### Aim of the exercise
I need the records below retyped exactly.

### Available data

────────

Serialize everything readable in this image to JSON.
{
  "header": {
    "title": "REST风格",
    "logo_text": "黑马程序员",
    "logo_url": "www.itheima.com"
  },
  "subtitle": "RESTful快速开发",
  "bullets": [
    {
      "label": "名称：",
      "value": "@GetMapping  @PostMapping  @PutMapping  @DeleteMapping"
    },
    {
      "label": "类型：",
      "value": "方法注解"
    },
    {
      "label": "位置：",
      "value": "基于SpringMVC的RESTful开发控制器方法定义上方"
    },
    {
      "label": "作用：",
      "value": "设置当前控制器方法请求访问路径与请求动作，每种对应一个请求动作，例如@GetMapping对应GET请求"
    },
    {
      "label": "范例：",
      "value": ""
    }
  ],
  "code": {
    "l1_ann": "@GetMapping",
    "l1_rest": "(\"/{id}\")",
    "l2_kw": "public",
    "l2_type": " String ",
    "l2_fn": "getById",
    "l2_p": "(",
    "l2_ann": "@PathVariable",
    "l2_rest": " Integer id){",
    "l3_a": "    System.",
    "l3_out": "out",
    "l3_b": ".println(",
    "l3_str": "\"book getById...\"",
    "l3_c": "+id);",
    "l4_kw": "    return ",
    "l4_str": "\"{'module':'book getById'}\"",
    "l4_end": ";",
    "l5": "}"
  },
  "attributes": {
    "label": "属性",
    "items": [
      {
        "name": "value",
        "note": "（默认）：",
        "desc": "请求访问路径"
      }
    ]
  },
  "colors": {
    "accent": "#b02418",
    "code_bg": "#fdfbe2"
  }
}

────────

### Reply to the exercise
Serialize everything readable in this image to JSON.
{
  "header": {
    "title": "REST风格",
    "logo_text": "黑马程序员",
    "logo_url": "www.itheima.com"
  },
  "subtitle": "RESTful快速开发",
  "bullets": [
    {
      "label": "名称：",
      "value": "@GetMapping  @PostMapping  @PutMapping  @DeleteMapping"
    },
    {
      "label": "类型：",
      "value": "方法注解"
    },
    {
      "label": "位置：",
      "value": "基于SpringMVC的RESTful开发控制器方法定义上方"
    },
    {
      "label": "作用：",
      "value": "设置当前控制器方法请求访问路径与请求动作，每种对应一个请求动作，例如@GetMapping对应GET请求"
    },
    {
      "label": "范例：",
      "value": ""
    }
  ],
  "code": {
    "l1_ann": "@GetMapping",
    "l1_rest": "(\"/{id}\")",
    "l2_kw": "public",
    "l2_type": " String ",
    "l2_fn": "getById",
    "l2_p": "(",
    "l2_ann": "@PathVariable",
    "l2_rest": " Integer id){",
    "l3_a": "    System.",
    "l3_out": "out",
    "l3_b": ".println(",
    "l3_str": "\"book getById...\"",
    "l3_c": "+id);",
    "l4_kw": "    return ",
    "l4_str": "\"{'module':'book getById'}\"",
    "l4_end": ";",
    "l5": "}"
  },
  "attributes": {
    "label": "属性",
    "items": [
      {
        "name": "value",
        "note": "（默认）：",
        "desc": "请求访问路径"
      }
    ]
  },
  "colors": {
    "accent": "#b02418",
    "code_bg": "#fdfbe2"
  }
}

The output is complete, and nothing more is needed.